Students prepare endlessly and relentlessly for standardized tests. The tests measure scholastic readiness and they try to evaluate a student’s standards compared to others in the nation or their area. But, are standardized tests really all they’re cracked up to be? Many people believe there are both pros and cons to standardized testing, although I believe there is one clear opinion.
The first type of standardized testing used in the world was in imperial China. They used the results from the tests to determine someone’s eligibility for positions of government. The two main types of standardized testing for high school students today are the SAT and the ACT. The SAT tests students on critical reading, writing, and mathematics. The ACT tests students on English, reading, mathematics, and science. The tests are then sent to colleges to review as major part of acceptance and even scholarship awards.
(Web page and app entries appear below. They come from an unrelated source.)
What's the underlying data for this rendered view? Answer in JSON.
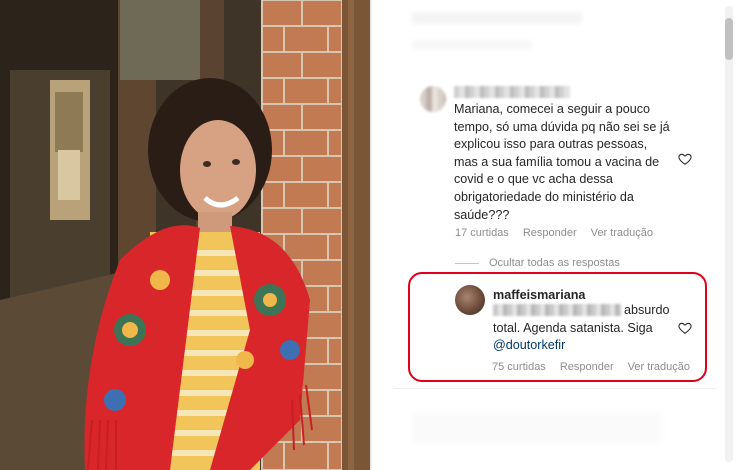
{
  "photo": {
    "alt": ""
  },
  "comments": [
    {
      "text": "Mariana, comecei a seguir a pouco tempo, só uma dúvida pq não sei se já explicou isso para outras pessoas, mas a sua família tomou a vacina de covid e o que vc acha dessa obrigatoriedade do ministério da saúde???",
      "likes": "17 curtidas",
      "reply_label": "Responder",
      "translate_label": "Ver tradução",
      "hide_replies_label": "Ocultar todas as respostas"
    }
  ],
  "reply": {
    "username": "maffeismariana",
    "text_prefix": "absurdo total. Agenda satanista. Siga ",
    "mention": "@doutorkefir",
    "likes": "75 curtidas",
    "reply_label": "Responder",
    "translate_label": "Ver tradução"
  },
  "colors": {
    "highlight": "#e0001b",
    "meta": "#8e8e8e",
    "mention": "#00376b",
    "text": "#262626"
  },
  "icons": {
    "like": "heart-icon"
  }
}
In my opinion, standardized tests do not accurately measure a student’s ability and intelligence. According to Fair Test, students’ individual scores could “vary significantly from day to day due to testing conditions or the test-takers’ mental or emotional state.” This means that students could practice every day, but if on the day of the test they are given bad news, something is going on at home or a friendships is upsetting them, they won’t be in their right state of mind. Also, the questions are the same for each student, which is not fair. Some students may have come form different backgrounds of learning such as what school they go to, what classes they take, or whether or not they are in an honors or AP class. So it is not fair for colleges to assume and judge intelligence based on a student’s scores from standardized tests because everyone learns differently.
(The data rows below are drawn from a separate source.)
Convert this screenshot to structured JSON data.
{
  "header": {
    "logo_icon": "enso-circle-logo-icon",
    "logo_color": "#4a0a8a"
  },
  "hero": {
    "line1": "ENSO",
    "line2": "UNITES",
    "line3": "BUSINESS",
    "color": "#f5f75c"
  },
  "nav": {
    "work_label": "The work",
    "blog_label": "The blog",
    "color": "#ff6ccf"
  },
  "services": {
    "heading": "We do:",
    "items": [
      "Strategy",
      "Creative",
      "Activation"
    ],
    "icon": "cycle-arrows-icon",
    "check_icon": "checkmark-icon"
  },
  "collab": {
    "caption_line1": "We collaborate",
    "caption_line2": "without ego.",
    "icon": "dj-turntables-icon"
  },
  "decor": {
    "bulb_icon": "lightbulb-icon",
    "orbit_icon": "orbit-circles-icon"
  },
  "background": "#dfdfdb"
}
I don’t think standardized tests are worth all the stress. The sad truth is, we all have to take them whether we like them or not. This might change in the future but for now, we have to accept it. The best and only thing we can do is study hard and make sure we are prepared—oh, and not to let our nerves get the best of us!
By JoAnna Palumbo’19, Staff Writer